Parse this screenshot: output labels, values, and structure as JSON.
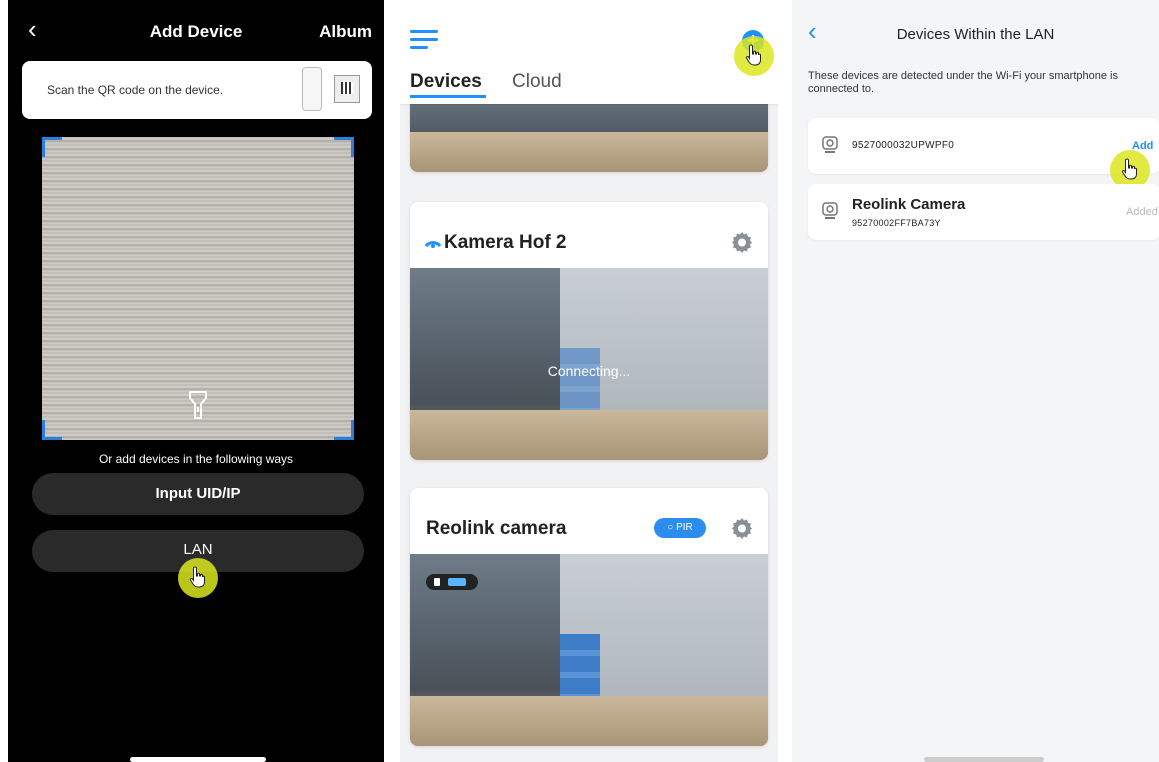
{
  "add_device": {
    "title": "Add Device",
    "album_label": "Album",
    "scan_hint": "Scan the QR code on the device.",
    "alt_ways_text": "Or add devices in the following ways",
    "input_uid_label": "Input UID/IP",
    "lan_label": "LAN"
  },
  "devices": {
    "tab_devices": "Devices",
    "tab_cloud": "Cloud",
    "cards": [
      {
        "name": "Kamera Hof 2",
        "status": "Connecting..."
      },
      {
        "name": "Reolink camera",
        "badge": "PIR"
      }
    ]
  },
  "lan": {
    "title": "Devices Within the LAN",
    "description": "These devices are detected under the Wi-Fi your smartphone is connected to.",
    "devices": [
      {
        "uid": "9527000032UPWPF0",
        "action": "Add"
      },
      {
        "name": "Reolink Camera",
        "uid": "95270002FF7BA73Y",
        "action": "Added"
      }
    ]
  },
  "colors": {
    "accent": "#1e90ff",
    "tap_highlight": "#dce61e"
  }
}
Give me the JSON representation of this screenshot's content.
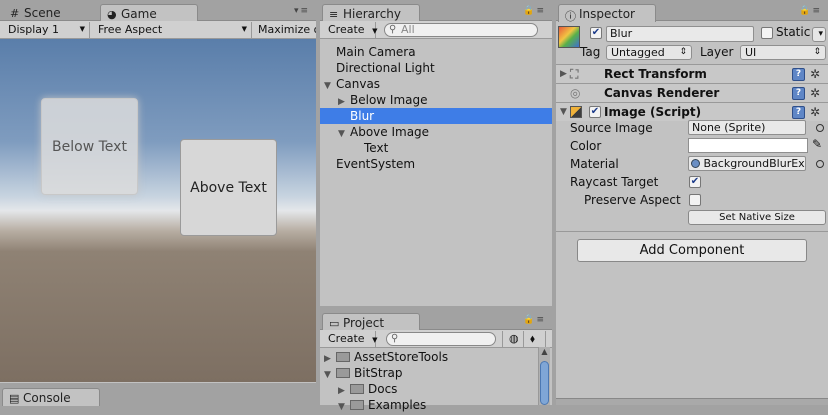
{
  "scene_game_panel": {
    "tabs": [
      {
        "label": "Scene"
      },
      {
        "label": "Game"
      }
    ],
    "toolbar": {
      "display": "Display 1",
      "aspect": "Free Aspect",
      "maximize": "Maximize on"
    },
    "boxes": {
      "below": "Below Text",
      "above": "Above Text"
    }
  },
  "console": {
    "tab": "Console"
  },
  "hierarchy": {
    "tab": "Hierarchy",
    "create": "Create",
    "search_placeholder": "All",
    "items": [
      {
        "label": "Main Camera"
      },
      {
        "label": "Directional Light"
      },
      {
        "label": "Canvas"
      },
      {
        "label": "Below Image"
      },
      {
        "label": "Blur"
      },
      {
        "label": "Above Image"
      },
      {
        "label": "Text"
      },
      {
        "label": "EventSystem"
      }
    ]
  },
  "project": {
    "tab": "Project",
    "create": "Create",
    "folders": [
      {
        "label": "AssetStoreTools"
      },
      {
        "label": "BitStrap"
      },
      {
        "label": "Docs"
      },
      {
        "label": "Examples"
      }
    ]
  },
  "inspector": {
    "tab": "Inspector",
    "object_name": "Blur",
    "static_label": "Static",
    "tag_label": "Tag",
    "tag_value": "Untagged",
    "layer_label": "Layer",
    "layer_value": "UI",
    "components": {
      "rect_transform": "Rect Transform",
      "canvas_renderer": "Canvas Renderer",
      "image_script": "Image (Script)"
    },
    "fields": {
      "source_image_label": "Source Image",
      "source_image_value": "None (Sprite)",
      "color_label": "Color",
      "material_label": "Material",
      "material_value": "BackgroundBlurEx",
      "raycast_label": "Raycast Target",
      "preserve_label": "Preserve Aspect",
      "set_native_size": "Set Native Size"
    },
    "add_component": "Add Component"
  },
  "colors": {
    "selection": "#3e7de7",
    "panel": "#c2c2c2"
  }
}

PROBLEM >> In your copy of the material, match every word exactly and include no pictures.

TASK SOLUTION >>
Parse this screenshot: output labels, values, and structure as JSON.
{
  "add_device": {
    "title": "Add Device",
    "album_label": "Album",
    "scan_hint": "Scan the QR code on the device.",
    "alt_ways_text": "Or add devices in the following ways",
    "input_uid_label": "Input UID/IP",
    "lan_label": "LAN"
  },
  "devices": {
    "tab_devices": "Devices",
    "tab_cloud": "Cloud",
    "cards": [
      {
        "name": "Kamera Hof 2",
        "status": "Connecting..."
      },
      {
        "name": "Reolink camera",
        "badge": "PIR"
      }
    ]
  },
  "lan": {
    "title": "Devices Within the LAN",
    "description": "These devices are detected under the Wi-Fi your smartphone is connected to.",
    "devices": [
      {
        "uid": "9527000032UPWPF0",
        "action": "Add"
      },
      {
        "name": "Reolink Camera",
        "uid": "95270002FF7BA73Y",
        "action": "Added"
      }
    ]
  },
  "colors": {
    "accent": "#1e90ff",
    "tap_highlight": "#dce61e"
  }
}
Give me the JSON representation of this screenshot's content.
{
  "scene_game_panel": {
    "tabs": [
      {
        "label": "Scene"
      },
      {
        "label": "Game"
      }
    ],
    "toolbar": {
      "display": "Display 1",
      "aspect": "Free Aspect",
      "maximize": "Maximize on"
    },
    "boxes": {
      "below": "Below Text",
      "above": "Above Text"
    }
  },
  "console": {
    "tab": "Console"
  },
  "hierarchy": {
    "tab": "Hierarchy",
    "create": "Create",
    "search_placeholder": "All",
    "items": [
      {
        "label": "Main Camera"
      },
      {
        "label": "Directional Light"
      },
      {
        "label": "Canvas"
      },
      {
        "label": "Below Image"
      },
      {
        "label": "Blur"
      },
      {
        "label": "Above Image"
      },
      {
        "label": "Text"
      },
      {
        "label": "EventSystem"
      }
    ]
  },
  "project": {
    "tab": "Project",
    "create": "Create",
    "folders": [
      {
        "label": "AssetStoreTools"
      },
      {
        "label": "BitStrap"
      },
      {
        "label": "Docs"
      },
      {
        "label": "Examples"
      }
    ]
  },
  "inspector": {
    "tab": "Inspector",
    "object_name": "Blur",
    "static_label": "Static",
    "tag_label": "Tag",
    "tag_value": "Untagged",
    "layer_label": "Layer",
    "layer_value": "UI",
    "components": {
      "rect_transform": "Rect Transform",
      "canvas_renderer": "Canvas Renderer",
      "image_script": "Image (Script)"
    },
    "fields": {
      "source_image_label": "Source Image",
      "source_image_value": "None (Sprite)",
      "color_label": "Color",
      "material_label": "Material",
      "material_value": "BackgroundBlurEx",
      "raycast_label": "Raycast Target",
      "preserve_label": "Preserve Aspect",
      "set_native_size": "Set Native Size"
    },
    "add_component": "Add Component"
  },
  "colors": {
    "selection": "#3e7de7",
    "panel": "#c2c2c2"
  }
}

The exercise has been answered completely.